The One with the Stars
1926. In the United States, the Roarin’ Twenties are blazing ahead.
Women are cutting their hair in short bobs as both a fashion trend, but also as a symbol for their fight for equal rights. Amelia Earhart, one of those women, takes to the male dominated skies. Gösta Mittag-Leffler, a Swedish mathematician, tries to give credit to overshadowed women in science, including helping installing the first female full professor and pushing to give the Nobel Prize to both Pierre and Marie Curie. In this year of 1926, he works to contact Henrietta Swan Leavitt to nominate her for a Nobel Prize in Physics, but as he finds out, she succumbed to cancer four years prior.
If Henrietta Swan Leavitt’s name doesn’t ring a bell, than maybe Edward Charles Pickering and his Human Computers do? Beginning in 1886, after being frustrated by his male assistants, he began hiring women to perform astronomical calculations for low wages. Leavitt was one of those women.
After graduating from Harvard University’s Radcliffe College and beginning her graduate studies, she was hired to work in Pickering’s Harem, as it was so gracelessly named. Along side other intelligent, accomplished women such as Annie Jump Cannon and Antonia Maury who did stellar work in star classification, Leavitt studied variable stars.
Variable stars are the ones whose brightness changes over time. While looking at the Magellanic Clouds, she noticed that the stars that were brighter appeared to have longer periods, or cycles of brightness. She hypothesized that all of the stars would be relatively the same distance from earth, so she was able to rule out that distance was impacting the brightness. After studying some 1,777 stars and finding that her hypothesis held, Leavitt’s Law was born.
Not only was Leavitt a trailblazing female scientist, she also became hard of hearing following an illness subsequent to her undergraduate graduation.
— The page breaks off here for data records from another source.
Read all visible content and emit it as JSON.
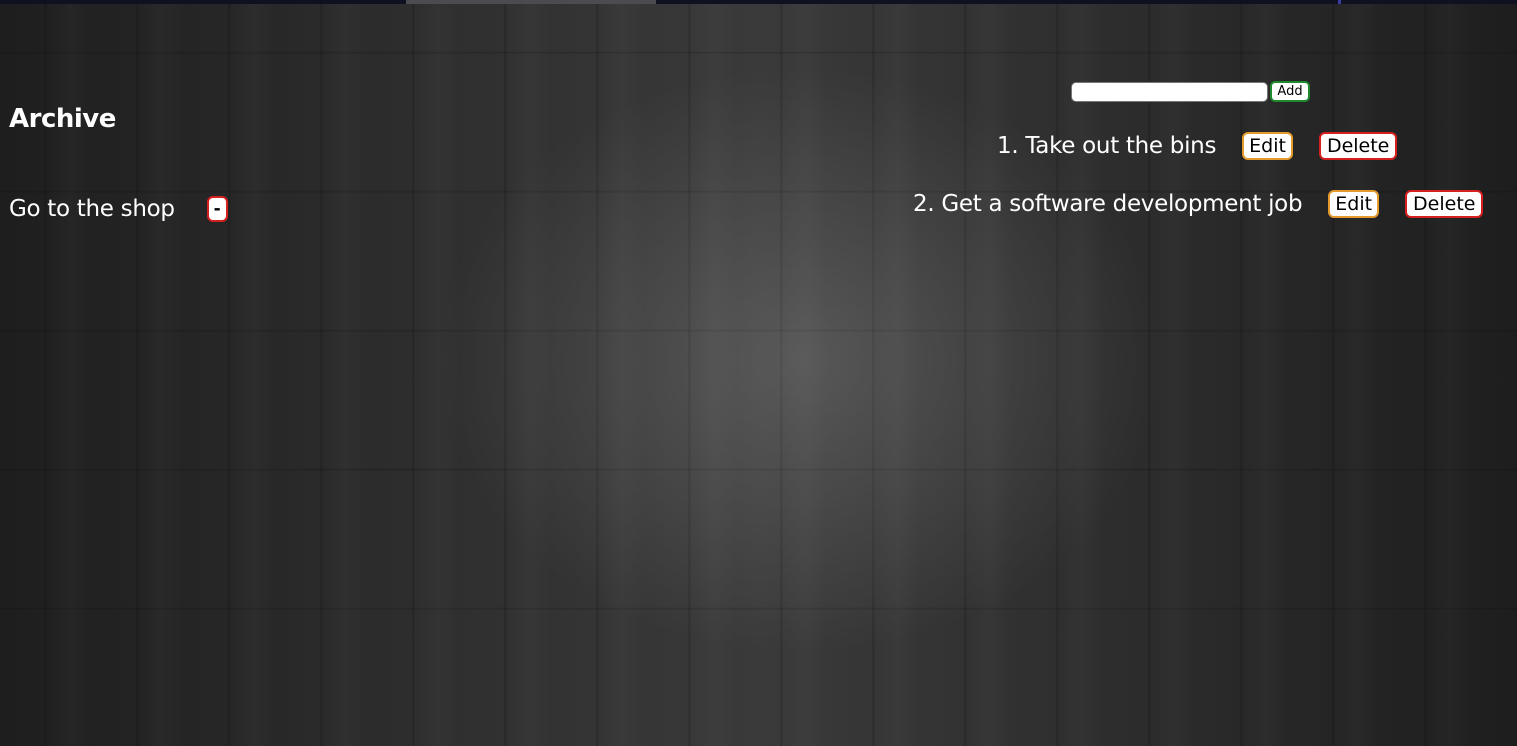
{
  "archive": {
    "title": "Archive",
    "items": [
      {
        "label": "Go to the shop",
        "restore_label": "-"
      }
    ]
  },
  "add_form": {
    "input_value": "",
    "input_placeholder": "",
    "add_label": "Add"
  },
  "todos": [
    {
      "label": "1. Take out the bins",
      "edit_label": "Edit",
      "delete_label": "Delete"
    },
    {
      "label": "2. Get a software development job",
      "edit_label": "Edit",
      "delete_label": "Delete"
    }
  ],
  "colors": {
    "background": "#2a2a2a",
    "text": "#ffffff",
    "add_border": "#1e8a2e",
    "edit_border": "#e59a2e",
    "delete_border": "#d61f1f"
  }
}
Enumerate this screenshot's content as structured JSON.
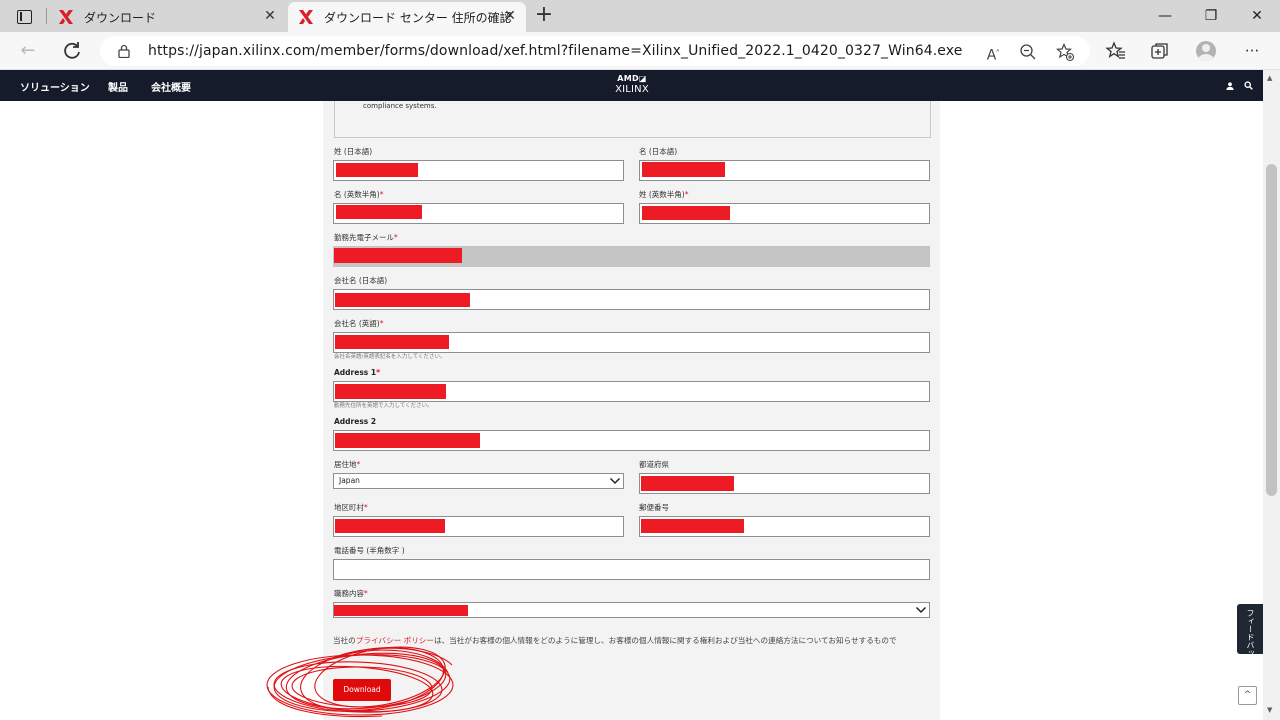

Her legacy reminds us that external limitation cannot stop human curiosity once it is piqued. As we continue on in the 20th century, who knows, maybe her law will make way for discoveries of stars unknown and man, or woman, might take a trip to space!
Like sand through a No. 4 sieve, so are the days of our labs.